Europe’s major decision makers made their bed and now they’re going to have to lie in it. However it is we, the investor and taxpayer, who are going to have to foot the bill.
It seems that European utility shares are set to go into free-fall in comparison to competitors in Asia and the U.S. due to the hugely ambitious (some would say massively naàƒ¯ve) carbon dioxide cuts promised by Europe’s big wigs at last year’s Copenhagen Climate Summit.
In comparison the Asian and U.S. diplomats set targets that were realistic — but not newsworthy. After all, you don’t want to fall in the trap of over promising and under delivering, which is exactly what the Europeans have done.
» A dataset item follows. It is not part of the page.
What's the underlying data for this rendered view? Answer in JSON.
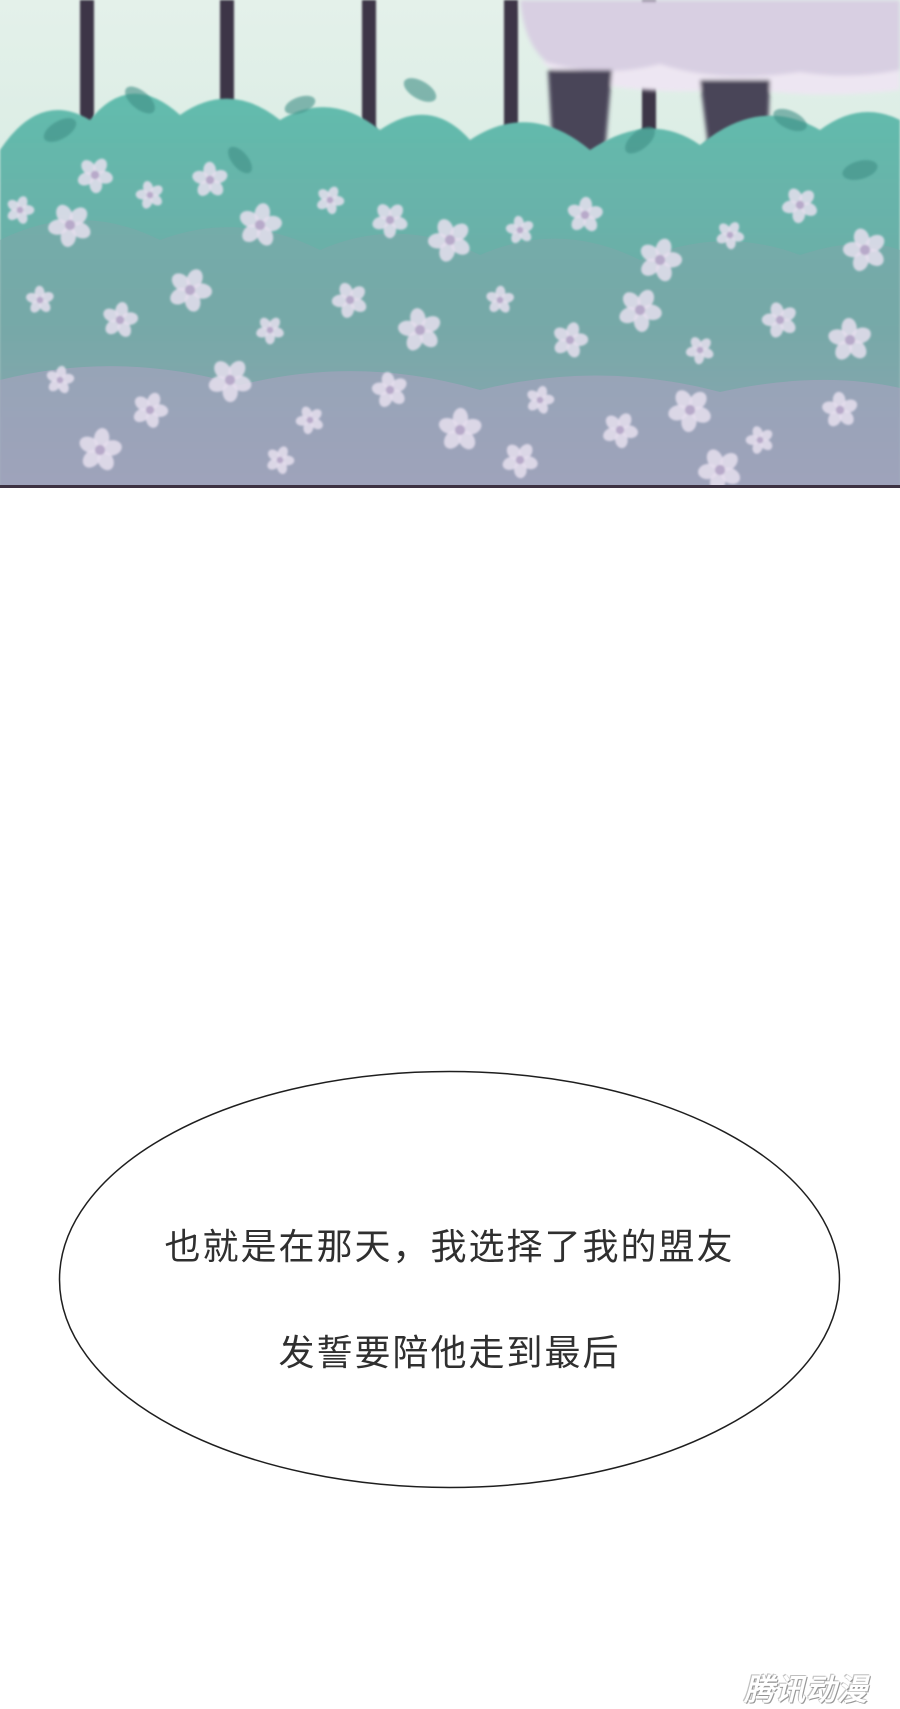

It’s like buying a car without looking under the hood to check there’s an engine present.
To honor the CO2 cuts promised at the Copenhagen Summit, already financially strapped European governments will have to co-invest with private utility companies $1,500 billion, which in turn will spark a mini gold rush as contractors and third party companies from overseas fight to be awarded contracts.
Did these decision makers actually investigate whether or not these targets where achievable?
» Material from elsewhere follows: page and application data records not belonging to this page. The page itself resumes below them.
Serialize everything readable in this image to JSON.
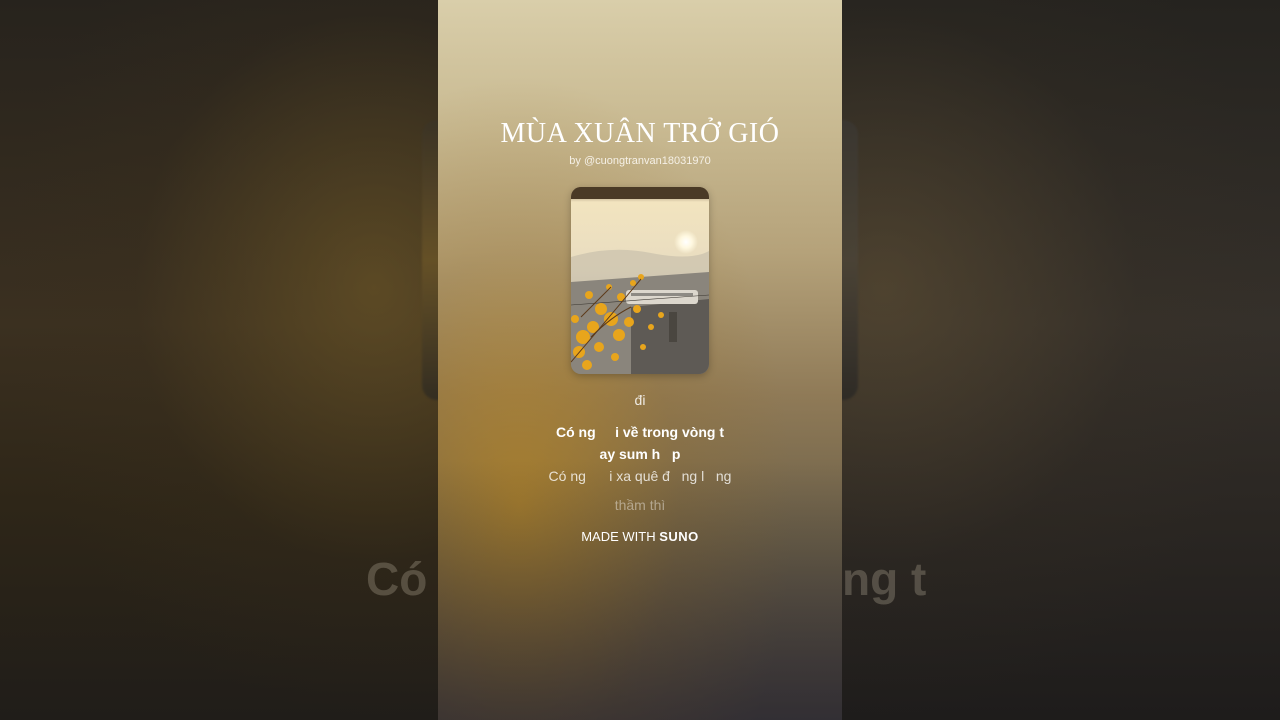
{
  "background": {
    "big_lyric_left": "Có",
    "big_lyric_right": "ng t"
  },
  "song": {
    "title": "MÙA XUÂN TRỞ GIÓ",
    "byline": "by @cuongtranvan18031970"
  },
  "cover": {
    "icon": "album-cover-image"
  },
  "lyrics": {
    "previous": "đi",
    "current_line1": "Có ng     i về trong vòng t",
    "current_line2": "ay sum h   p",
    "next": "Có ng      i xa quê đ   ng l   ng",
    "next2": "thầm thì"
  },
  "footer": {
    "made_with": "MADE WITH",
    "brand": "SUNO"
  },
  "colors": {
    "accent": "#d4a21a",
    "text": "#ffffff"
  }
}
Did they go on vacation on a solar powered boat to the Caribbean during the worst economic crisis in 100 years?
To begin the repair job or at least endeavor to try and meet these targets, industry heads came together last week in Vienna at the Next Generation Utilities Summit after a widely publicized announcement from Verizon on how they planned to work alongside utilities companies to implement the smart grid.
Rilck Noel, vice president and managing director of Verizon Business spoke out on how a communications expert would be able to aid utility companies in meeting their targets and their recent joining with SmartSynch.
“As the power industry employs more Internet protocol (IP)-based controls and machine-to-machine communications to monitor and control power generation, transmission and distribution, we can apply our communications expertise to help accelerate the adoption of smart grids.”
This allows utility companies to deploy smart grid technologies without having to build dedicated communications networks for data transfer.
Kieran Berkley, Summit Director of the Next Generation Utilities Summit confirmed the progress and the positives to come from the recently held summit.
“For me this summit was put together to answer the questions never asked at last year’s mostly unsuccessful Climate Conference. The attendees discussed, deliberated and have made substantial progress in solving the problems put forward and going some way to making sure they hit Europe’s CO2 reduction target by 2020 and more importantly putting procedures into place so they can carry on reducing the CO2 emissions for the foreseeable future.”
These are the first steps on the long road to improvement for the European governments and utility companies. Many more cost saving initiatives will be needed to kick start investment into our inefficient energy infrastructure.
Let’s just hope that these realistic industry heads meet more often to brainstorm and the unrealistic idealists stick to dreaming of chocolate teapots and paper umbrellas.